Make sure you are not using Sprockets in your application stylesheet file. As Ryan mentions at the beginning of this episode, Sprockets will compile each of the SCSS files individually, and you will therefore not have access to the bourbon.css.scss in your SCSS files (unless explicitly imported). I see no reason to use Sprockets for your sCSS files – other than the (rather flawed, in my opinion) require-tree functionality, so it's generally better to rename the application.css file to application.css.scss and use SCSS
@importinstead. Watch the beginning of this screencast once more to see how Ryan does it.
Sindre, I followed Ryan's advice: renamed app.css to app.css.scss, @import'ed bourbon and all other .css.scss files, and stripped out the Sprockets stuff from app.css.
All works great in Dev. When I deploy (to heroku cedar) I get an 'unrecognized mixin' in any file that calls a mixin other than app.css.scss (where I have the @import bourbon line). The only thing that solves it is doing another @import bourbon in every files that calls a mix-in. Why do i have to duplicate that import call?
Hello John. Sorry for the late reply, didn't notice your question until now. If it's still a problem, make sure you're actually installing the gem on Heroku. By default, Heroku does not install gems from the
assetsgroup in your Gemfile, as they're considered only for development and test. So, if your gem is in the
assetsgroup, try moving it out of there and see if the problem persists.
Good luck. :-)
To fix this, make sure that in your application.css.scss you delete any '.css'.

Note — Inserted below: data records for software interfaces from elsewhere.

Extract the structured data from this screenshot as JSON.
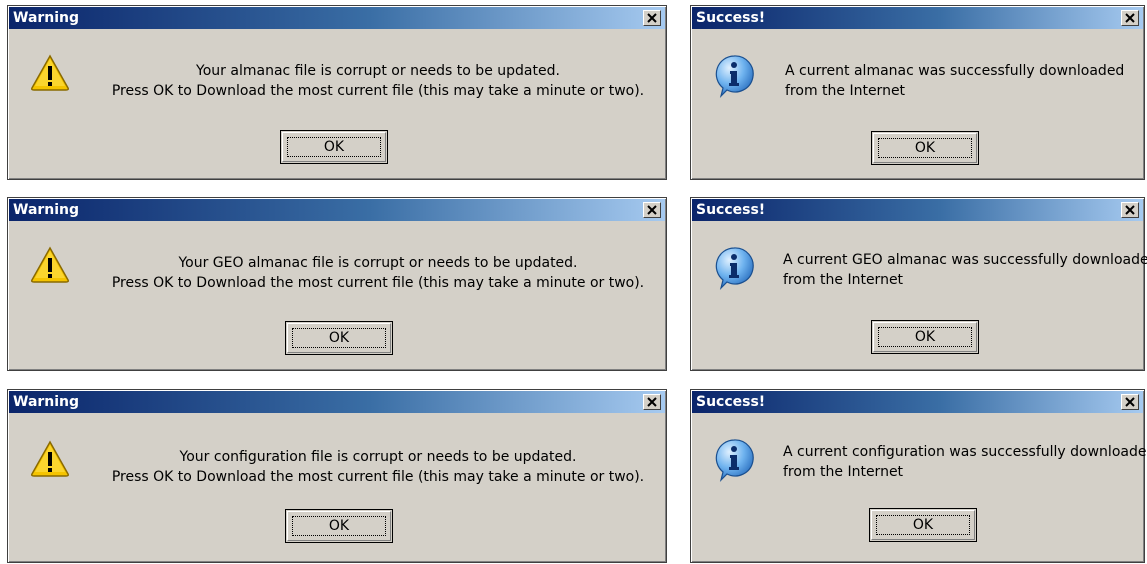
{
  "dialogs": [
    {
      "title": "Warning",
      "type": "warning",
      "lines": [
        "Your almanac file is corrupt or needs to be updated.",
        "Press OK to Download the most current file (this may take a minute or two)."
      ],
      "button": "OK"
    },
    {
      "title": "Success!",
      "type": "info",
      "lines": [
        "A current almanac was successfully downloaded",
        "from the Internet"
      ],
      "button": "OK"
    },
    {
      "title": "Warning",
      "type": "warning",
      "lines": [
        "Your GEO almanac file is corrupt or needs to be updated.",
        "Press OK to Download the most current file (this may take a minute or two)."
      ],
      "button": "OK"
    },
    {
      "title": "Success!",
      "type": "info",
      "lines": [
        "A current GEO almanac was successfully downloaded",
        "from the Internet"
      ],
      "button": "OK"
    },
    {
      "title": "Warning",
      "type": "warning",
      "lines": [
        "Your configuration file is corrupt or needs to be updated.",
        "Press OK to Download the most current file (this may take a minute or two)."
      ],
      "button": "OK"
    },
    {
      "title": "Success!",
      "type": "info",
      "lines": [
        "A current configuration was successfully downloaded",
        "from the Internet"
      ],
      "button": "OK"
    }
  ],
  "icons": {
    "warning": "warning-icon",
    "info": "info-icon",
    "close": "close-icon"
  },
  "colors": {
    "dialog_face": "#d4d0c8",
    "title_start": "#0a246a",
    "title_end": "#a6caf0",
    "warning_yellow": "#f5c400",
    "info_blue": "#2e7fd6"
  }
}
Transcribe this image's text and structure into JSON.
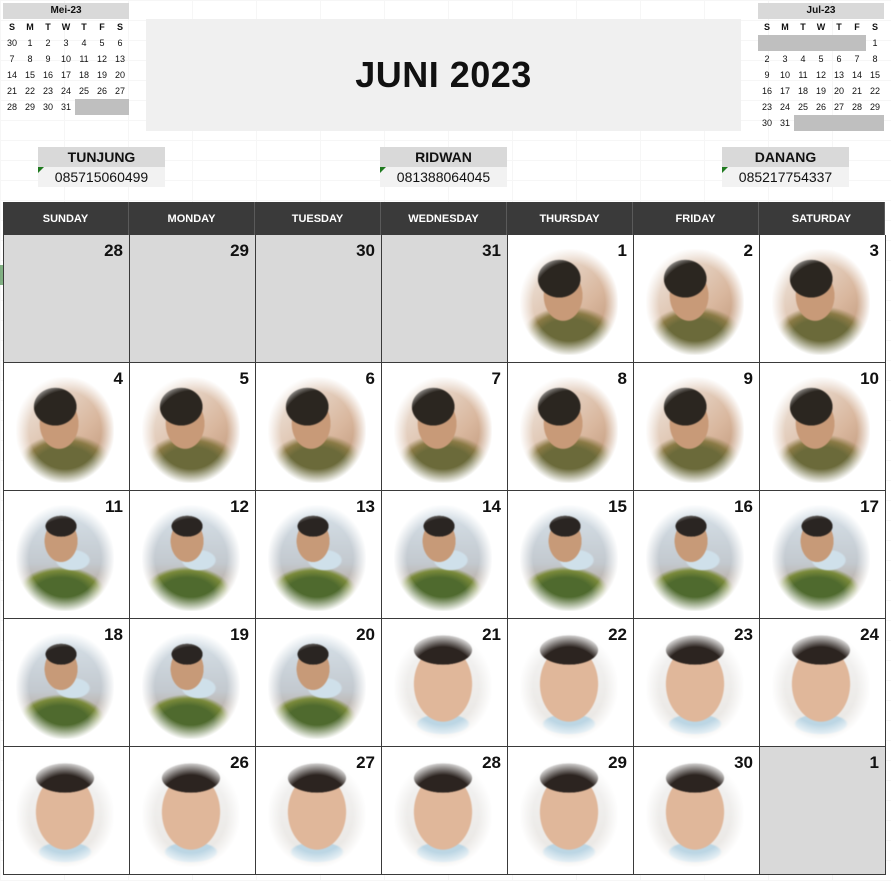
{
  "title": "JUNI 2023",
  "prev_month": {
    "title": "Mei-23",
    "weekdays": [
      "S",
      "M",
      "T",
      "W",
      "T",
      "F",
      "S"
    ],
    "weeks": [
      [
        "30",
        "1",
        "2",
        "3",
        "4",
        "5",
        "6"
      ],
      [
        "7",
        "8",
        "9",
        "10",
        "11",
        "12",
        "13"
      ],
      [
        "14",
        "15",
        "16",
        "17",
        "18",
        "19",
        "20"
      ],
      [
        "21",
        "22",
        "23",
        "24",
        "25",
        "26",
        "27"
      ],
      [
        "28",
        "29",
        "30",
        "31",
        "",
        "",
        ""
      ]
    ]
  },
  "next_month": {
    "title": "Jul-23",
    "weekdays": [
      "S",
      "M",
      "T",
      "W",
      "T",
      "F",
      "S"
    ],
    "weeks": [
      [
        "",
        "",
        "",
        "",
        "",
        "",
        "1"
      ],
      [
        "2",
        "3",
        "4",
        "5",
        "6",
        "7",
        "8"
      ],
      [
        "9",
        "10",
        "11",
        "12",
        "13",
        "14",
        "15"
      ],
      [
        "16",
        "17",
        "18",
        "19",
        "20",
        "21",
        "22"
      ],
      [
        "23",
        "24",
        "25",
        "26",
        "27",
        "28",
        "29"
      ],
      [
        "30",
        "31",
        "",
        "",
        "",
        "",
        ""
      ]
    ]
  },
  "contacts": [
    {
      "name": "TUNJUNG",
      "phone": "085715060499"
    },
    {
      "name": "RIDWAN",
      "phone": "081388064045"
    },
    {
      "name": "DANANG",
      "phone": "085217754337"
    }
  ],
  "weekdays": [
    "SUNDAY",
    "MONDAY",
    "TUESDAY",
    "WEDNESDAY",
    "THURSDAY",
    "FRIDAY",
    "SATURDAY"
  ],
  "days": [
    {
      "day": "28",
      "other": true,
      "photo": ""
    },
    {
      "day": "29",
      "other": true,
      "photo": ""
    },
    {
      "day": "30",
      "other": true,
      "photo": ""
    },
    {
      "day": "31",
      "other": true,
      "photo": ""
    },
    {
      "day": "1",
      "other": false,
      "photo": "tunjung"
    },
    {
      "day": "2",
      "other": false,
      "photo": "tunjung"
    },
    {
      "day": "3",
      "other": false,
      "photo": "tunjung"
    },
    {
      "day": "4",
      "other": false,
      "photo": "tunjung"
    },
    {
      "day": "5",
      "other": false,
      "photo": "tunjung"
    },
    {
      "day": "6",
      "other": false,
      "photo": "tunjung"
    },
    {
      "day": "7",
      "other": false,
      "photo": "tunjung"
    },
    {
      "day": "8",
      "other": false,
      "photo": "tunjung"
    },
    {
      "day": "9",
      "other": false,
      "photo": "tunjung"
    },
    {
      "day": "10",
      "other": false,
      "photo": "tunjung"
    },
    {
      "day": "11",
      "other": false,
      "photo": "ridwan"
    },
    {
      "day": "12",
      "other": false,
      "photo": "ridwan"
    },
    {
      "day": "13",
      "other": false,
      "photo": "ridwan"
    },
    {
      "day": "14",
      "other": false,
      "photo": "ridwan"
    },
    {
      "day": "15",
      "other": false,
      "photo": "ridwan"
    },
    {
      "day": "16",
      "other": false,
      "photo": "ridwan"
    },
    {
      "day": "17",
      "other": false,
      "photo": "ridwan"
    },
    {
      "day": "18",
      "other": false,
      "photo": "ridwan"
    },
    {
      "day": "19",
      "other": false,
      "photo": "ridwan"
    },
    {
      "day": "20",
      "other": false,
      "photo": "ridwan"
    },
    {
      "day": "21",
      "other": false,
      "photo": "danang"
    },
    {
      "day": "22",
      "other": false,
      "photo": "danang"
    },
    {
      "day": "23",
      "other": false,
      "photo": "danang"
    },
    {
      "day": "24",
      "other": false,
      "photo": "danang"
    },
    {
      "day": "",
      "other": false,
      "photo": "danang"
    },
    {
      "day": "26",
      "other": false,
      "photo": "danang"
    },
    {
      "day": "27",
      "other": false,
      "photo": "danang"
    },
    {
      "day": "28",
      "other": false,
      "photo": "danang"
    },
    {
      "day": "29",
      "other": false,
      "photo": "danang"
    },
    {
      "day": "30",
      "other": false,
      "photo": "danang"
    },
    {
      "day": "1",
      "other": true,
      "photo": ""
    }
  ],
  "colors": {
    "header_bg": "#3a3a3a",
    "other_month_bg": "#d9d9d9",
    "title_bg": "#f0f0f0",
    "contact_name_bg": "#d9d9d9",
    "comment_marker": "#1f7a1f"
  }
}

Compared to Compass, which one is better?
And if you decide to use Twitter Benchmark, it includes a number of mixing similar to those found in Bourbon.

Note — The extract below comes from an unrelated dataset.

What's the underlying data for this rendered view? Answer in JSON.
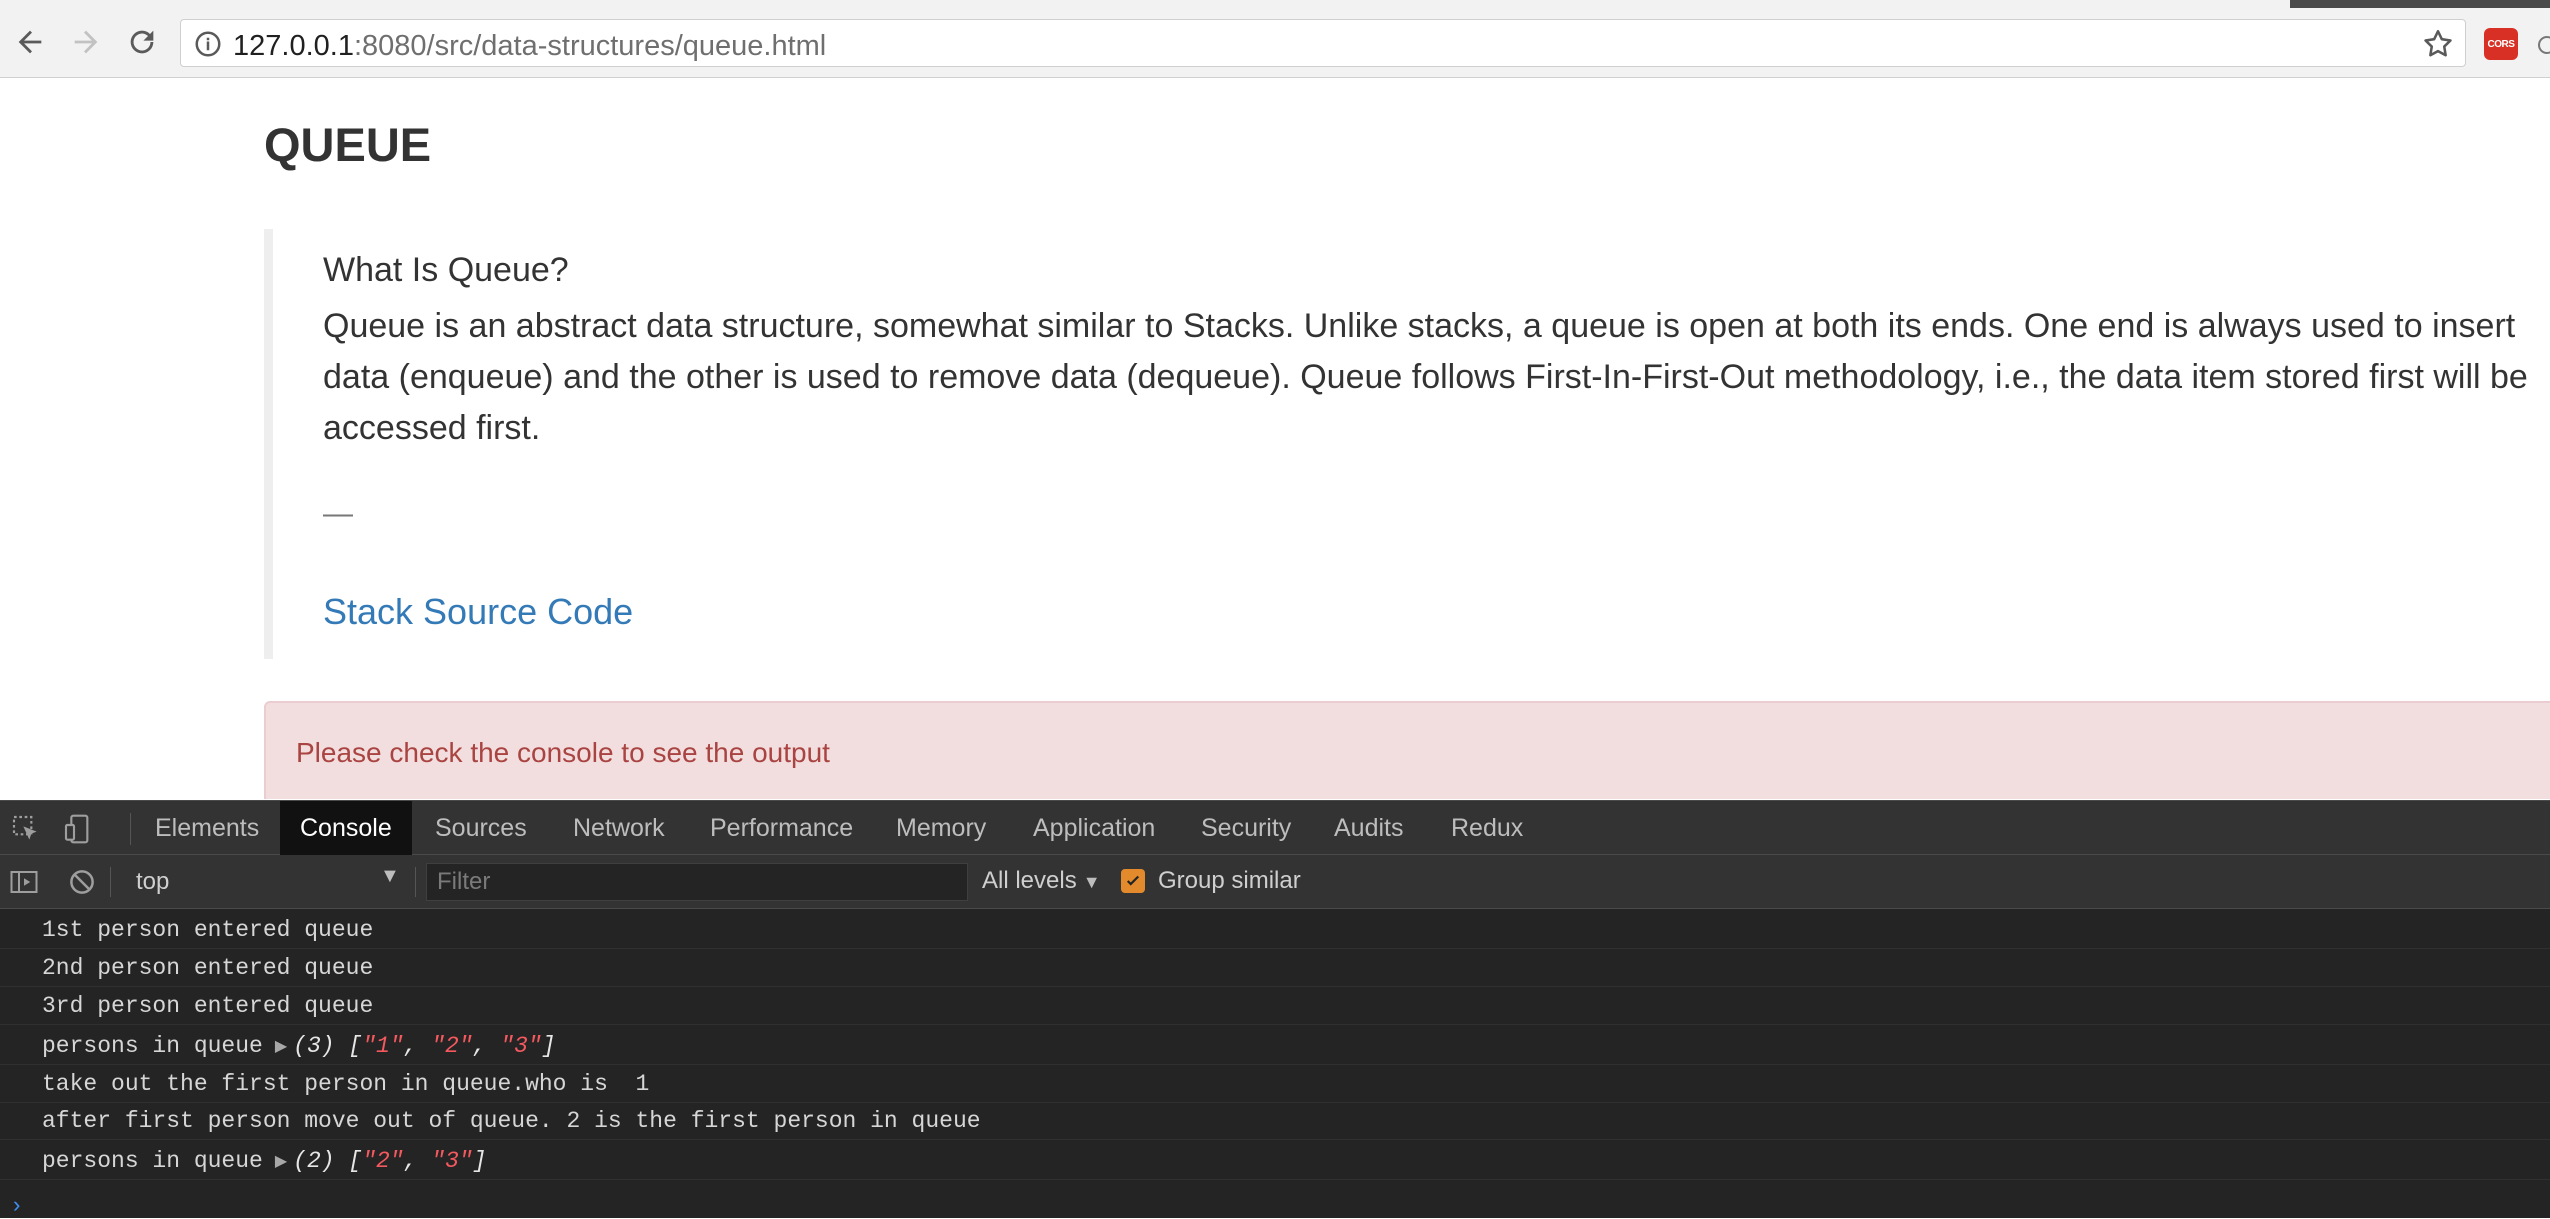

I think you mean Twitter Bootstrap. And you are corrent, it does provide several mixins to use and variables to manipulate. :-)
I've only used Compass and doesn't see any difference..
which one is better?
Great screencast! I've also been using Compass before and would love to see a screencast about this soon.
For those who have asked: Compass is quite a lot more extensive than Bourbon and offers more functionality (such as sticky footers and image spriting). However, I think Bourbon is much easier to get started with and use, and for those projects that doesn't need the largeness of Compass, I believe Bourbon might just be the right thing to use.
Also check out Twitter Bootstrap, which Ryan covered on a recent episode. While Bootstrap gives you a lot more than just mixins and variables for your SCSS files, they provide you with a number of these as well.
Ahhh.. just found why the border-radius error is still there... it is because this include has been removed from bourbon. http://bourbon.io/docs/#border-radius
Make a minor change in projects.css.scss to replace the border-radius line with the following four lines:
Thank you man - you saved me another day of searching :)
I read the GitHub issue comment about the deprecation of the
border-radiusmixin. With Bourbon 3.0 you should use the standard CSS